1. Anon. 1960. Index of Plant Disease in the United States. USDA Agr.
Handbook No. 165.
2. Cardona-Alvarez, C. and J. C. Walker. 1956. Angular leaf spot of
bean. Phytopathology 46:610-615.
3. Chupp, C. 1953. A monograph of the fungus genus Cercospora. Published
by the author, Ithaca, N.Y. 667 pp.1
4. Jones, R. M., J. L. Alcorn, M. C. Rees. 1969. Death of Siratro due
to violet root rot. Trop. Grassl. 3:137-139.
5. Kretschmer, A. E., Jr. 1972. Siratro (Phaseolus atropurpureus D. C.)-
a summer-growing perennial pasture legume for central and south
Florida. Fla. Ag. Exp. Sta. Circ. S-214. 21 pp.
6. Parmeter, J. R., Jr. R. T. Sherwood, and W. D. Platt. 1969. Anastomosis
grouping among isolates of Thanatephorus cucumeris. Phytopathology
7. Sonoda, R. M. 1980. Reduction of forage yield of Siratro by Rhizoctonia
foliar blight. Plant Disease 64:667.
8. Sonoda, R. M. 1976. Reaction of Macroptilium atropurpureum and related
species to three diseases in Florida. Trop. Grassl. 10:61-63.
9. Sonoda, R. M. 1975. Diseases of Siratro and other Macroptilium atro- -
purpureum selections in Florida. Ft. Pierce ARC Res. Rept. RL-1975-3.
10. Wehlburg, C., S. A. Alfieri, Jr., K. R. Langdon, J. W. Kimbrough. 1975.
Index of plant diseases in Florida. Bulletin 11, Division of Plant

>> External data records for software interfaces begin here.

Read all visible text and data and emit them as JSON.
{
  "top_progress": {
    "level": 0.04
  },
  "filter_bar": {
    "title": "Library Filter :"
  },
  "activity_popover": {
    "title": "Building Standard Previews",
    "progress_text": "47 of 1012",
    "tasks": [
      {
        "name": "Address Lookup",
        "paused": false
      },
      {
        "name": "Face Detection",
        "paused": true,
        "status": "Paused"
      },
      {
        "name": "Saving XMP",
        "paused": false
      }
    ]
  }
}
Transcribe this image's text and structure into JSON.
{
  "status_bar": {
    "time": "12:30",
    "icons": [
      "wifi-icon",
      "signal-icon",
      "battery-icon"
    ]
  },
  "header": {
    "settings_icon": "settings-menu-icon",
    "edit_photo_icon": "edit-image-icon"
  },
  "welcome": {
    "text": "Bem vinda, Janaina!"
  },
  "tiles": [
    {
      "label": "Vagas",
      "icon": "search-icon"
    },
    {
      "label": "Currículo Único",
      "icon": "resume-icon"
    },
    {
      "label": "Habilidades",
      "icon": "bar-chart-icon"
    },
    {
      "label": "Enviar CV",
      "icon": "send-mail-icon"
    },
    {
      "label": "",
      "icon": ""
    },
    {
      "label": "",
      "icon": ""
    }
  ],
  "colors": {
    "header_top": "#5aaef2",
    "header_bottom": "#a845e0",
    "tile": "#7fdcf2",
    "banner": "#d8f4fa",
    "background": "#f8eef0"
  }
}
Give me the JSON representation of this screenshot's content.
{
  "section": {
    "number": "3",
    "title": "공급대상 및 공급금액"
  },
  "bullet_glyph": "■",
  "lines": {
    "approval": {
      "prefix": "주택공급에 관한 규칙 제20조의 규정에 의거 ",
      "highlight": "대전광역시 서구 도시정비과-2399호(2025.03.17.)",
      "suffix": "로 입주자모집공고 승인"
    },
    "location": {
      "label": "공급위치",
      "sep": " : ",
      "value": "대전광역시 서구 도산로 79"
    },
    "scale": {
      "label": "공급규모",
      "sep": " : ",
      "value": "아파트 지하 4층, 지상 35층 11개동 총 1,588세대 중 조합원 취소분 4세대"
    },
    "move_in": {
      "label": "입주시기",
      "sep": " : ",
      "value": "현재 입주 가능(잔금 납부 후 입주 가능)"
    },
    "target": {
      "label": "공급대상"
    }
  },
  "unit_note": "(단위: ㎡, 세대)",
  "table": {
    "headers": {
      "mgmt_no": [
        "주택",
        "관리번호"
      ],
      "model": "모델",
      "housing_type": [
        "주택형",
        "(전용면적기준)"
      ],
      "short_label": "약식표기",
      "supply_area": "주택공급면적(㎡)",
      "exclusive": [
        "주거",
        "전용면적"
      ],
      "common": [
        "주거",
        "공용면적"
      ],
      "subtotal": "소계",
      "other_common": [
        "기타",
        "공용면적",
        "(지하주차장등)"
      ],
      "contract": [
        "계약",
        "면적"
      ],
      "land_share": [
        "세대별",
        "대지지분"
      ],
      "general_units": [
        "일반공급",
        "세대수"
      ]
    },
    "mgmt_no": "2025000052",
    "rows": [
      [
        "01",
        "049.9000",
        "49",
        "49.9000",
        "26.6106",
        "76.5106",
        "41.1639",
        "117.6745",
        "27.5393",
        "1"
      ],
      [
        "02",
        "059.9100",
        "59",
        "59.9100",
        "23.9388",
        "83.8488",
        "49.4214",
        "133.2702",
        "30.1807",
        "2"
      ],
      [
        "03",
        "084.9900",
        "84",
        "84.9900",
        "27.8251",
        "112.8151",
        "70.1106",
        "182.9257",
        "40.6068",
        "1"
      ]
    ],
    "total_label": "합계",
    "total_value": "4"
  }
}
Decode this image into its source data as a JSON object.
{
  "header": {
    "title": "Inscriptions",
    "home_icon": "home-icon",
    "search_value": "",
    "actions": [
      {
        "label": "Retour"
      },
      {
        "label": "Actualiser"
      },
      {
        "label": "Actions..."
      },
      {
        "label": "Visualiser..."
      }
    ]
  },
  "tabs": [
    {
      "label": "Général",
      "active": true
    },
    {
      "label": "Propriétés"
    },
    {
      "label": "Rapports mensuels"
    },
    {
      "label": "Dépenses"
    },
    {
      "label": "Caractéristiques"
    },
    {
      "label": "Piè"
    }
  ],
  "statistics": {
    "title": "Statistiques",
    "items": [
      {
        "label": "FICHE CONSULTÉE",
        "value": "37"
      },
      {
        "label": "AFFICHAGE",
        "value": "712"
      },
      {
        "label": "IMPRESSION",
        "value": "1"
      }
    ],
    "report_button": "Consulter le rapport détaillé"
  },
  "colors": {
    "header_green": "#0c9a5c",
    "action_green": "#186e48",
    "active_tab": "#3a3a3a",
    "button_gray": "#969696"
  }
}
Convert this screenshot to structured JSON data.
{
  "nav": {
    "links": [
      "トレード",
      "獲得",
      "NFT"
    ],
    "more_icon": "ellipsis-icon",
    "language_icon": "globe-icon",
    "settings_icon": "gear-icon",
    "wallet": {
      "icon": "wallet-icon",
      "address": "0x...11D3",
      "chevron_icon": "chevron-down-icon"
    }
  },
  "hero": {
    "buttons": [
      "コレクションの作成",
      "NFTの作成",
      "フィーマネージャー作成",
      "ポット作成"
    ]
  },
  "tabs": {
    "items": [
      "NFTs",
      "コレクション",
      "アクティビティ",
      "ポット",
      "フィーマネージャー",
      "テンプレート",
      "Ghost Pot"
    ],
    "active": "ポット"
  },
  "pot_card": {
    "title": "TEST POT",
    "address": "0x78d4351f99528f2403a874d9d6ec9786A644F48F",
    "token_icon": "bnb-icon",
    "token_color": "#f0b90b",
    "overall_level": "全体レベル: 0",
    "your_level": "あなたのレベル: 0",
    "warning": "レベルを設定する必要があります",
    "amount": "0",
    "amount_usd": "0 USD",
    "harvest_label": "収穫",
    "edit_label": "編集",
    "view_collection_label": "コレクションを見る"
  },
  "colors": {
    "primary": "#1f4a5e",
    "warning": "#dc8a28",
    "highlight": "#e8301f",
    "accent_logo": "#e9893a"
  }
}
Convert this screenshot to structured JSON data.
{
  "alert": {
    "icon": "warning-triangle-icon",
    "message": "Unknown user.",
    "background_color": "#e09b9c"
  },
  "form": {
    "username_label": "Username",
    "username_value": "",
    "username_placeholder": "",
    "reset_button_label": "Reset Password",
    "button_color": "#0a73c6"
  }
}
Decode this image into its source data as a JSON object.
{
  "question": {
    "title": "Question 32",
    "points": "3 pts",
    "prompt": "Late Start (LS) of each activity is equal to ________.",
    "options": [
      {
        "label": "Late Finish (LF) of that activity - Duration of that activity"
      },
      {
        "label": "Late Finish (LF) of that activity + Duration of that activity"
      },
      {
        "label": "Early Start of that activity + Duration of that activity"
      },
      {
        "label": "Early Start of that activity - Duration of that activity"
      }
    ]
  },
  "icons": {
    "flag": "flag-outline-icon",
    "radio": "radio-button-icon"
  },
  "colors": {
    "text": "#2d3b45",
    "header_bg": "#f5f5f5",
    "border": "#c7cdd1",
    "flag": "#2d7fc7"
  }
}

Industry, Florida Dept. of Agriculture and Consumer Services. 285 pp.